Still No. 2
Given Harvard’s loss at Cornell, Yale blew a chance to take sole possession of first place in the Ivy League standings and the No. 1 seed that would come with that, dropping its third loss in four games. And coach James Jones isn’t happy about his team’s effort. “Our energy and our effort was not where it needed to be to win a college basketball game,” Jones said postgame per the Yale Daily News. Miye Oni’s had a rough past two games (including a career-low two points at Penn) and Yale’s defense hasn’t been itself lately either. It’s not too late for the Bulldogs to get their bark back, especially given that the conference tourney will be in their backyard. Still, a reset at both ends is in order. The veteran leadership and coaching is certainly there to make it happen, so why not start tonight against Princeton, the Ivy with the worst adjusted offensive efficiency in league play?
Matt Morgan, thank you
Morgan did his thing yet again, powering Cornell to a sweep of Harvard with 31 points on 9-for-16 shooting (including 5-for-11 from deep) in a 72-59 win for the Big Red that couldn’t stop them from getting eliminated from Ivy League Tournament contention by Brown’s and Penn’s wins. Steven Julian, Cornell’s “glue guy,” contributed 14 rebounds, eight points and three steals in 30 minutes, continuing his Ivy Defensive Player of the Year-caliber season.
Cornell could get to .500 (15-15) with a home win over Dartmouth to close out the regular season, which would make the Big Red eligible for playoffs should the school choose to crash the CIT or another postseason tournament that would extend Morgan’s collegiate career.
Aiken and who?
Harvard’s offense has become the Bryce Aiken show lately, taking more than a quarter of the team’s shots at Cornell and scoring a third of the team’s points last Saturday versus Princeton. The Crimson’s defense is reliable, but the offensive production outside of Aiken is not, something that sunk Harvard as Aiken shot 4-for-18 while facing repeated double teams, with 11 of Christian Juzang’s 15 points coming in the first half. The Crimson can still clinch the Ivy League championship with a win at Columbia, where they’ve lost three straight.

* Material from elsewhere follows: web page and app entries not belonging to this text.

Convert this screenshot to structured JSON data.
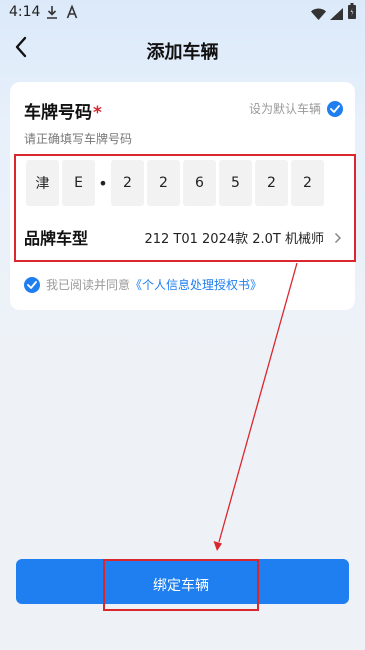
{
  "status_bar": {
    "time": "4:14",
    "icons": [
      "download-icon",
      "font-icon",
      "wifi-icon",
      "signal-icon",
      "battery-icon"
    ]
  },
  "nav": {
    "title": "添加车辆",
    "back_icon": "chevron-left-icon"
  },
  "form": {
    "plate_label": "车牌号码",
    "required_mark": "*",
    "default_label": "设为默认车辆",
    "default_checked": true,
    "hint": "请正确填写车牌号码",
    "plate_chars": [
      "津",
      "E",
      "2",
      "2",
      "6",
      "5",
      "2",
      "2"
    ],
    "plate_separator": "•",
    "brand_label": "品牌车型",
    "brand_value": "212 T01 2024款 2.0T 机械师",
    "agree_checked": true,
    "agree_text": "我已阅读并同意",
    "agree_link": "《个人信息处理授权书》"
  },
  "bind_button": {
    "label": "绑定车辆"
  },
  "colors": {
    "accent": "#1f7ff0",
    "highlight": "#d9272d"
  }
}
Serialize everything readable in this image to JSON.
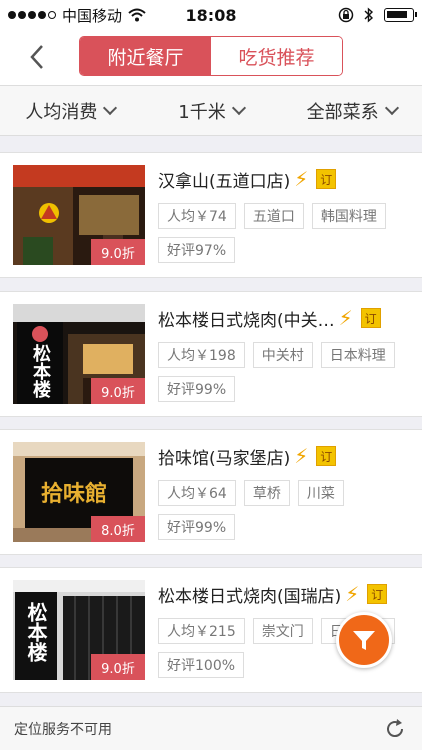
{
  "status": {
    "carrier": "中国移动",
    "time": "18:08"
  },
  "nav": {
    "tabs": [
      {
        "label": "附近餐厅",
        "active": true
      },
      {
        "label": "吃货推荐",
        "active": false
      }
    ]
  },
  "filters": [
    {
      "label": "人均消费"
    },
    {
      "label": "1千米"
    },
    {
      "label": "全部菜系"
    }
  ],
  "restaurants": [
    {
      "name": "汉拿山(五道口店)",
      "book": "订",
      "discount": "9.0折",
      "price": "人均￥74",
      "area": "五道口",
      "cuisine": "韩国料理",
      "rating": "好评97%"
    },
    {
      "name": "松本楼日式烧肉(中关…",
      "book": "订",
      "discount": "9.0折",
      "price": "人均￥198",
      "area": "中关村",
      "cuisine": "日本料理",
      "rating": "好评99%"
    },
    {
      "name": "拾味馆(马家堡店)",
      "book": "订",
      "discount": "8.0折",
      "price": "人均￥64",
      "area": "草桥",
      "cuisine": "川菜",
      "rating": "好评99%"
    },
    {
      "name": "松本楼日式烧肉(国瑞店)",
      "book": "订",
      "discount": "9.0折",
      "price": "人均￥215",
      "area": "崇文门",
      "cuisine": "日本料理",
      "rating": "好评100%"
    }
  ],
  "thumb_text": {
    "r2": "松本楼",
    "r3": "拾味館",
    "r4": "松本楼"
  },
  "footer": {
    "status_text": "定位服务不可用"
  },
  "colors": {
    "accent": "#d9525a",
    "fab": "#f06818",
    "book_badge": "#f3c300",
    "bolt": "#f0a500"
  }
}
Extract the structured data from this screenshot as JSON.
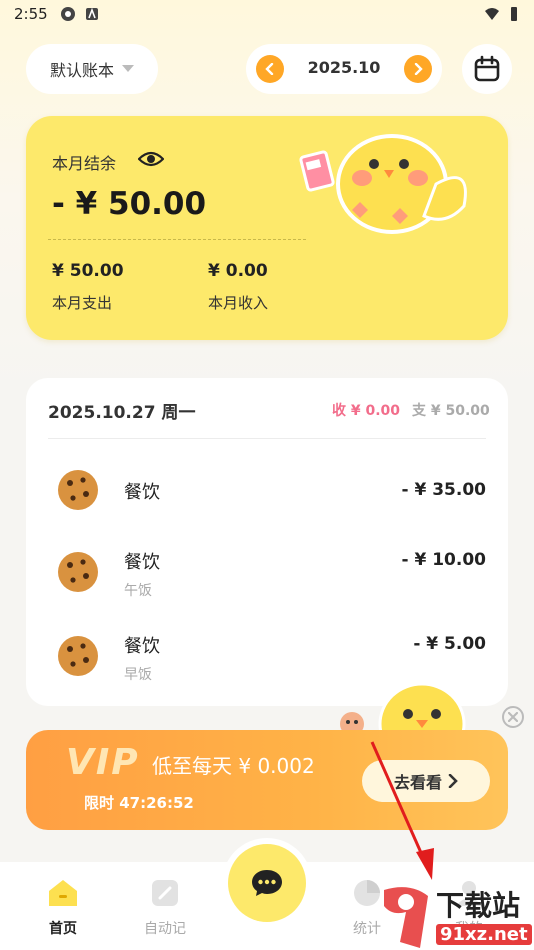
{
  "status_bar": {
    "time": "2:55"
  },
  "header": {
    "ledger_name": "默认账本",
    "month": "2025.10"
  },
  "summary": {
    "balance_label": "本月结余",
    "balance_amount": "- ¥ 50.00",
    "expense_value": "¥ 50.00",
    "expense_label": "本月支出",
    "income_value": "¥ 0.00",
    "income_label": "本月收入"
  },
  "day_group": {
    "date": "2025.10.27 周一",
    "income": "收 ¥ 0.00",
    "expense": "支 ¥ 50.00",
    "transactions": [
      {
        "category": "餐饮",
        "note": "",
        "amount": "- ¥ 35.00"
      },
      {
        "category": "餐饮",
        "note": "午饭",
        "amount": "- ¥ 10.00"
      },
      {
        "category": "餐饮",
        "note": "早饭",
        "amount": "- ¥ 5.00"
      }
    ]
  },
  "vip_banner": {
    "logo": "VIP",
    "price_text": "低至每天 ¥ 0.002",
    "timer": "限时 47:26:52",
    "button_label": "去看看"
  },
  "tabs": [
    {
      "label": "首页",
      "icon": "home-icon",
      "active": true
    },
    {
      "label": "自动记",
      "icon": "auto-record-icon",
      "active": false
    },
    {
      "label": "统计",
      "icon": "stats-icon",
      "active": false
    },
    {
      "label": "我的",
      "icon": "profile-icon",
      "active": false
    }
  ],
  "center_action": {
    "icon": "chat-icon"
  },
  "watermark": {
    "text": "下载站",
    "url_text": "91xz.net"
  },
  "colors": {
    "accent_yellow": "#fde96b",
    "accent_orange": "#ffa726",
    "income_pink": "#f26d8b",
    "vip_orange": "#ff9f43"
  }
}
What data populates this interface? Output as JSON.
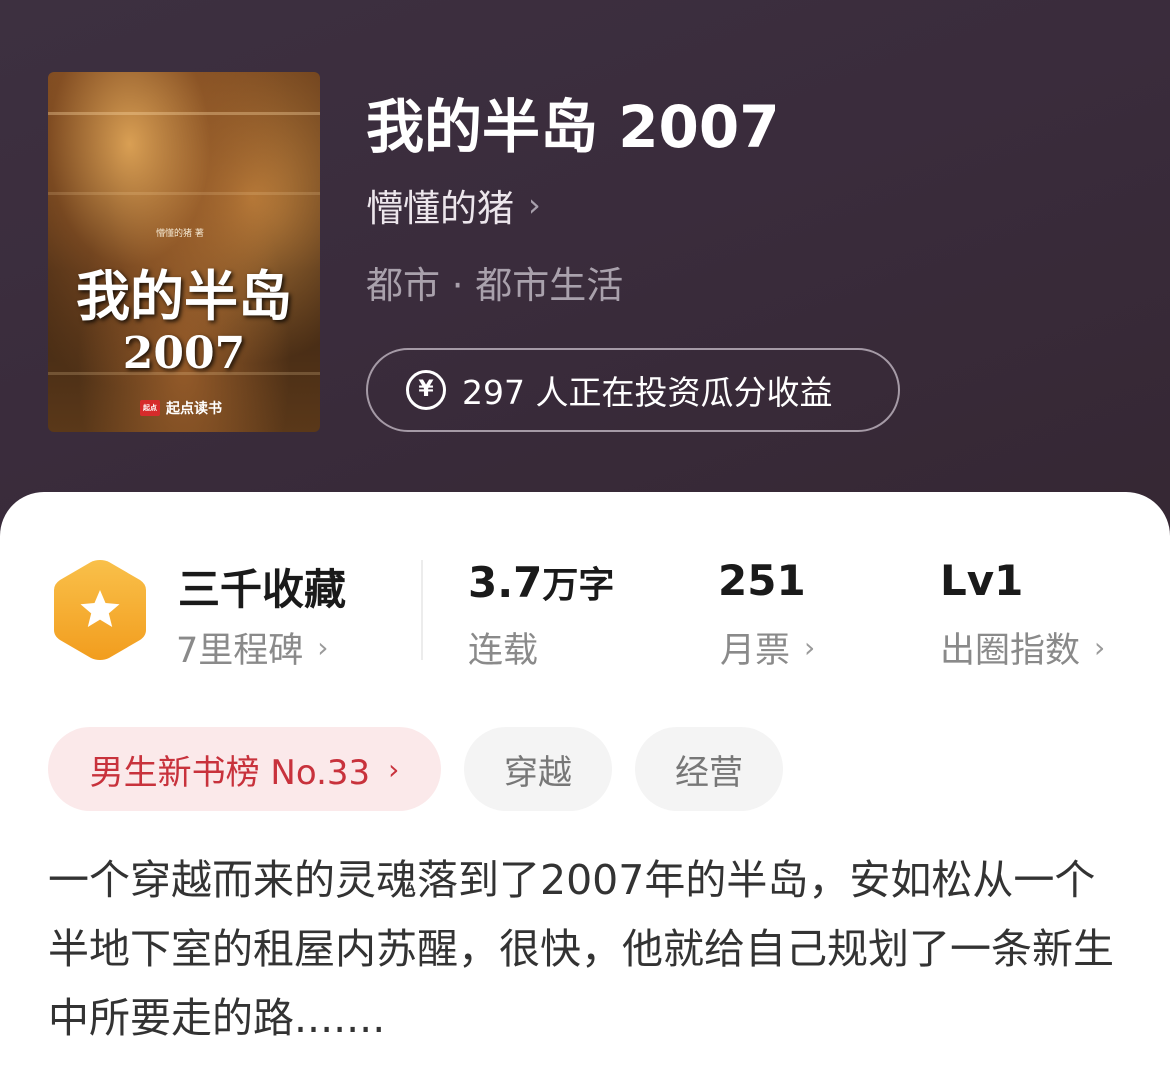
{
  "book": {
    "title": "我的半岛 2007",
    "author": "懵懂的猪",
    "genre": "都市 · 都市生活",
    "invest_text": "297 人正在投资瓜分收益"
  },
  "cover": {
    "author_line": "懵懂的猪 著",
    "title": "我的半岛",
    "year": "2007",
    "brand_logo": "起点",
    "brand": "起点读书"
  },
  "stats": [
    {
      "main": "三千收藏",
      "sub": "7里程碑"
    },
    {
      "main": "3.7",
      "unit": "万字",
      "sub": "连载"
    },
    {
      "main": "251",
      "sub": "月票"
    },
    {
      "main": "Lv1",
      "sub": "出圈指数"
    }
  ],
  "tags": {
    "rank": "男生新书榜 No.33",
    "items": [
      "穿越",
      "经营"
    ]
  },
  "description": "一个穿越而来的灵魂落到了2007年的半岛，安如松从一个半地下室的租屋内苏醒，很快，他就给自己规划了一条新生中所要走的路.......",
  "icons": {
    "chevron": "›",
    "yen": "¥",
    "milestone": "star-hexagon-icon"
  },
  "colors": {
    "header_bg": "#3a2c3c",
    "badge_gold": "#f5a623",
    "rank_red": "#c8323c",
    "rank_bg": "#fbe9ea"
  }
}
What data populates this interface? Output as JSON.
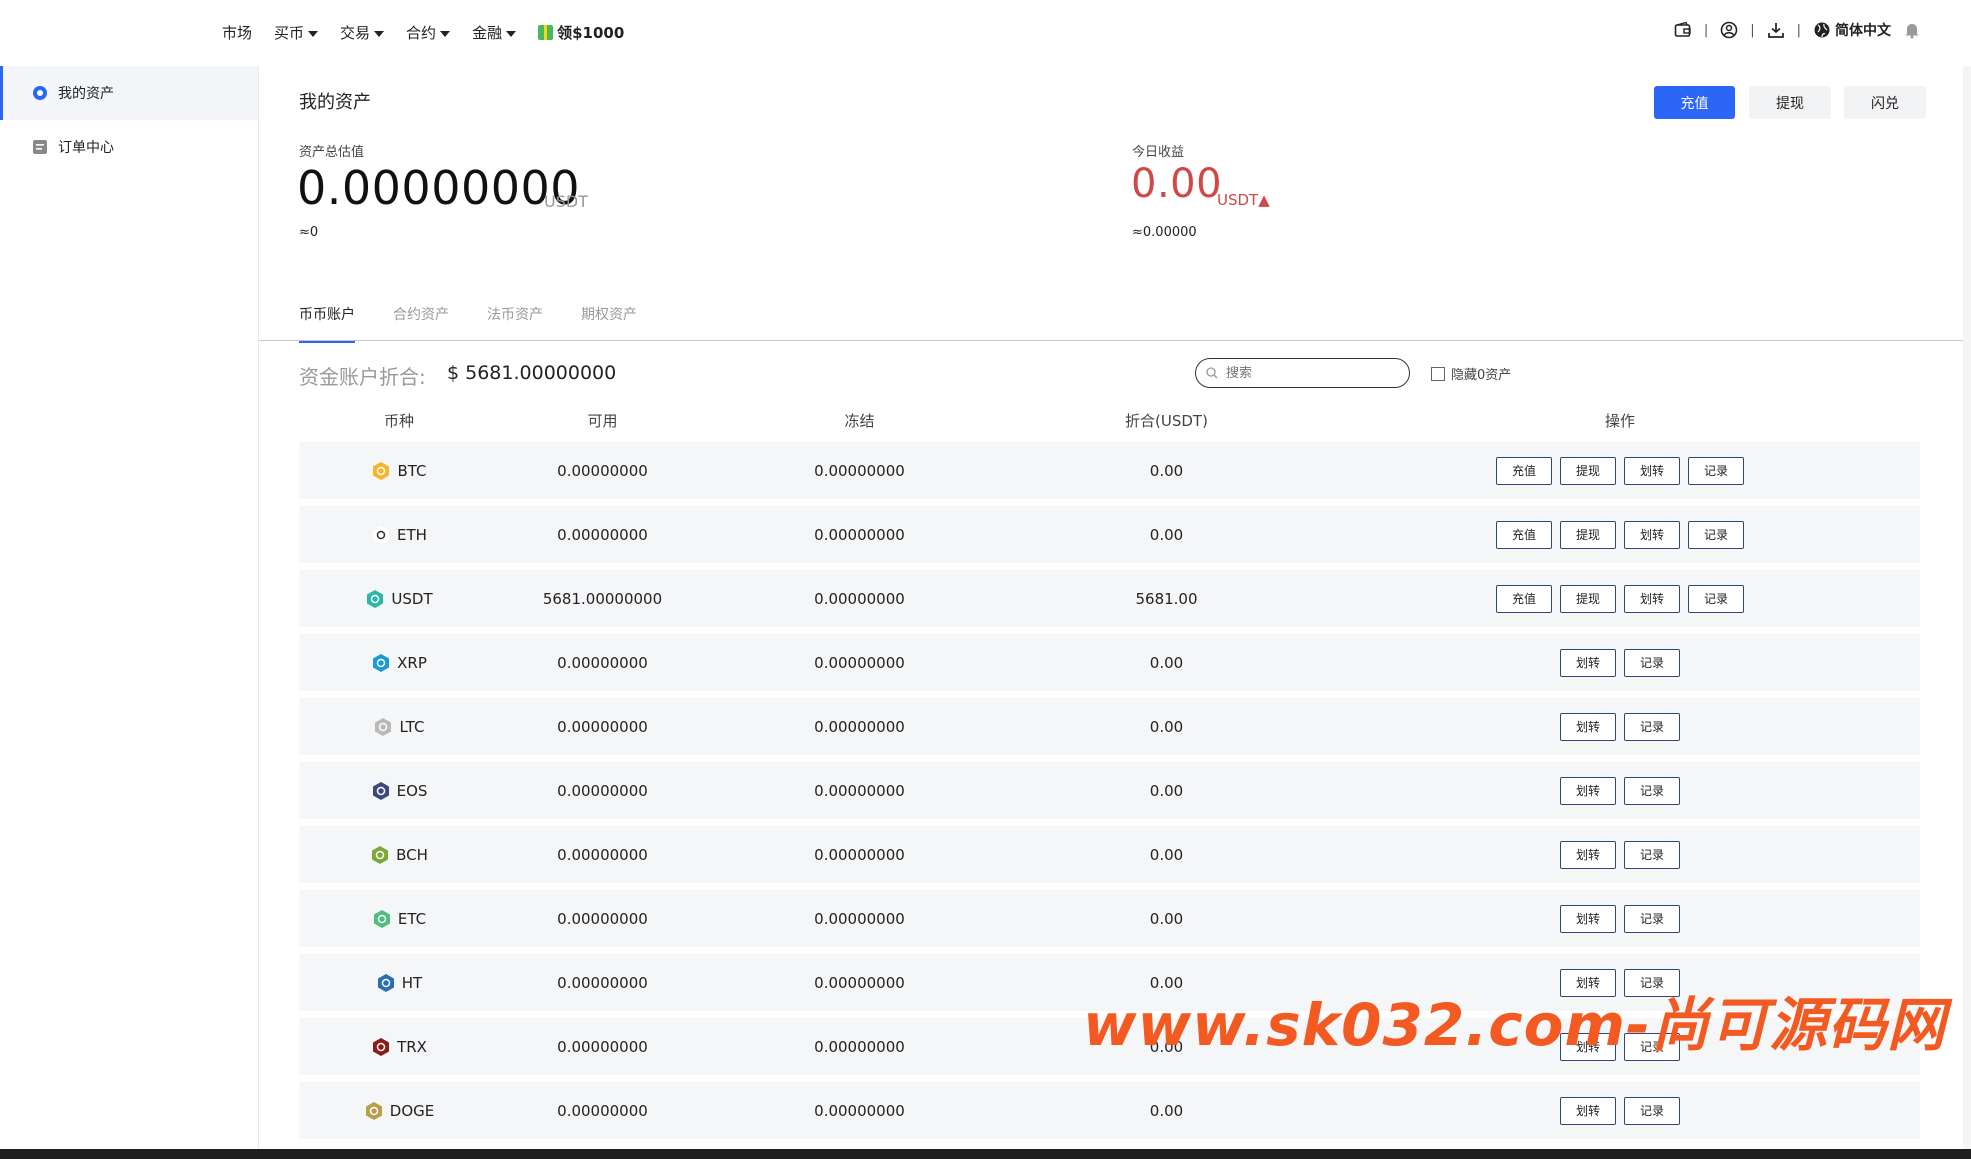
{
  "header": {
    "nav": [
      {
        "label": "市场",
        "caret": false
      },
      {
        "label": "买币",
        "caret": true
      },
      {
        "label": "交易",
        "caret": true
      },
      {
        "label": "合约",
        "caret": true
      },
      {
        "label": "金融",
        "caret": true
      }
    ],
    "promo_label": "领$1000",
    "language_label": "简体中文"
  },
  "sidebar": {
    "items": [
      {
        "label": "我的资产"
      },
      {
        "label": "订单中心"
      }
    ]
  },
  "main": {
    "title": "我的资产",
    "buttons": {
      "deposit": "充值",
      "withdraw": "提现",
      "exchange": "闪兑"
    },
    "total_label": "资产总估值",
    "total_value": "0.00000000",
    "total_unit": "USDT",
    "total_approx": "≈0",
    "today_label": "今日收益",
    "today_value": "0.00",
    "today_unit": "USDT▲",
    "today_approx": "≈0.00000",
    "tabs": [
      "币币账户",
      "合约资产",
      "法币资产",
      "期权资产"
    ],
    "fund_label": "资金账户折合:",
    "fund_value": "$ 5681.00000000",
    "search_placeholder": "搜索",
    "hide_zero_label": "隐藏0资产",
    "table": {
      "headers": [
        "币种",
        "可用",
        "冻结",
        "折合(USDT)",
        "操作"
      ],
      "op_labels": {
        "deposit": "充值",
        "withdraw": "提现",
        "transfer": "划转",
        "record": "记录"
      },
      "rows": [
        {
          "coin": "BTC",
          "available": "0.00000000",
          "frozen": "0.00000000",
          "usdt": "0.00",
          "ops": [
            "充值",
            "提现",
            "划转",
            "记录"
          ]
        },
        {
          "coin": "ETH",
          "available": "0.00000000",
          "frozen": "0.00000000",
          "usdt": "0.00",
          "ops": [
            "充值",
            "提现",
            "划转",
            "记录"
          ]
        },
        {
          "coin": "USDT",
          "available": "5681.00000000",
          "frozen": "0.00000000",
          "usdt": "5681.00",
          "ops": [
            "充值",
            "提现",
            "划转",
            "记录"
          ]
        },
        {
          "coin": "XRP",
          "available": "0.00000000",
          "frozen": "0.00000000",
          "usdt": "0.00",
          "ops": [
            "划转",
            "记录"
          ]
        },
        {
          "coin": "LTC",
          "available": "0.00000000",
          "frozen": "0.00000000",
          "usdt": "0.00",
          "ops": [
            "划转",
            "记录"
          ]
        },
        {
          "coin": "EOS",
          "available": "0.00000000",
          "frozen": "0.00000000",
          "usdt": "0.00",
          "ops": [
            "划转",
            "记录"
          ]
        },
        {
          "coin": "BCH",
          "available": "0.00000000",
          "frozen": "0.00000000",
          "usdt": "0.00",
          "ops": [
            "划转",
            "记录"
          ]
        },
        {
          "coin": "ETC",
          "available": "0.00000000",
          "frozen": "0.00000000",
          "usdt": "0.00",
          "ops": [
            "划转",
            "记录"
          ]
        },
        {
          "coin": "HT",
          "available": "0.00000000",
          "frozen": "0.00000000",
          "usdt": "0.00",
          "ops": [
            "划转",
            "记录"
          ]
        },
        {
          "coin": "TRX",
          "available": "0.00000000",
          "frozen": "0.00000000",
          "usdt": "0.00",
          "ops": [
            "划转",
            "记录"
          ]
        },
        {
          "coin": "DOGE",
          "available": "0.00000000",
          "frozen": "0.00000000",
          "usdt": "0.00",
          "ops": [
            "划转",
            "记录"
          ]
        }
      ]
    }
  },
  "watermark": "www.sk032.com-尚可源码网",
  "colors": {
    "primary": "#2c66f6",
    "red": "#d04848",
    "watermark": "#f25a22"
  }
}
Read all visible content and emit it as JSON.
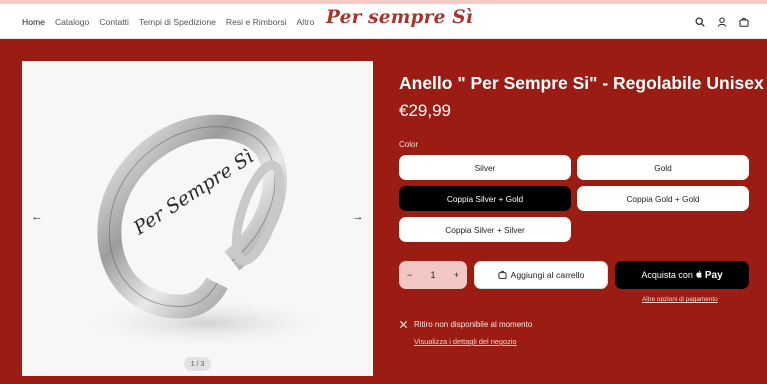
{
  "nav": {
    "items": [
      "Home",
      "Catalogo",
      "Contatti",
      "Tempi di Spedizione",
      "Resi e Rimborsi",
      "Altro"
    ],
    "active_index": 0
  },
  "brand": {
    "logo_text": "Per sempre Sì"
  },
  "header_icons": [
    "search-icon",
    "account-icon",
    "cart-icon"
  ],
  "gallery": {
    "engraving": "Per Sempre Sì",
    "pager_text": "1 / 3"
  },
  "product": {
    "title": "Anello \" Per Sempre Si\" - Regolabile Unisex",
    "price": "€29,99",
    "color_label": "Color",
    "variants": [
      {
        "label": "Silver",
        "selected": false
      },
      {
        "label": "Gold",
        "selected": false
      },
      {
        "label": "Coppia Silver + Gold",
        "selected": true
      },
      {
        "label": "Coppia Gold + Gold",
        "selected": false
      },
      {
        "label": "Coppia Silver + Silver",
        "selected": false
      }
    ],
    "quantity": "1",
    "add_to_cart_label": "Aggiungi al carrello",
    "apple_pay_prefix": "Acquista con",
    "apple_pay_brand": "Pay",
    "more_payment_options": "Altre opzioni di pagamento",
    "pickup_status": "Ritiro non disponibile al momento",
    "pickup_details_link": "Visualizza i dettagli del negozio"
  },
  "colors": {
    "background": "#9a1c12",
    "header_strip": "#f4c9c6",
    "logo": "#a8342c",
    "quantity_bg": "#f2c6c3"
  }
}
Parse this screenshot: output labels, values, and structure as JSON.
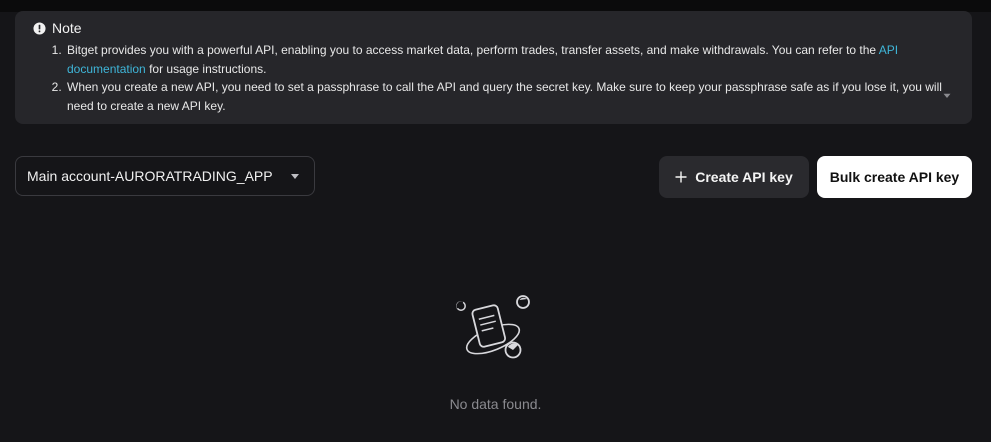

Columbia is finally finishing games with consistency, upping its win streak to three with a 70-66 home win over Dartmouth, with Patrick Tape leading the way with 19 points on 9-for-11 shooting from the field. Tape has become a consistent scorer as a junior this season, the KenPom game MVP in each of the past two Lions’ games. Tape leads the league in Ivy play in effective field goal percentage and block percentage, as well as third in offensive rebound percentage. If the Lions nick Harvard at Levien Gym tonight, they’ll have won five of their last six games, real momentum for a program that took a lot of hard, close losses in Jim Engles’s first three seasons at the helm in Morningside Heights. And if Columbia can slow down Bryce Aiken, who scored 44 points in Harvard’s triple overtime 98-96 win over Columbia last month, the Lions will probably get one more victory.
Knight is true
Dartmouth endured an 0-fer at Columbia, missing all 17 three-point attempts, the latest sharpshooting setback for a squad that enjoyed hot shooting for much of nonconference play. Sophomore forward Aaryn Rai has come on down the stretch, with two double-doubles in the past three games, including 14 rebounds and 13 points in 37 minutes at Columbia. Rai and Chris Knight make a formidable sophomore frontcourt, something for coach David McLaughlin to build on going forward.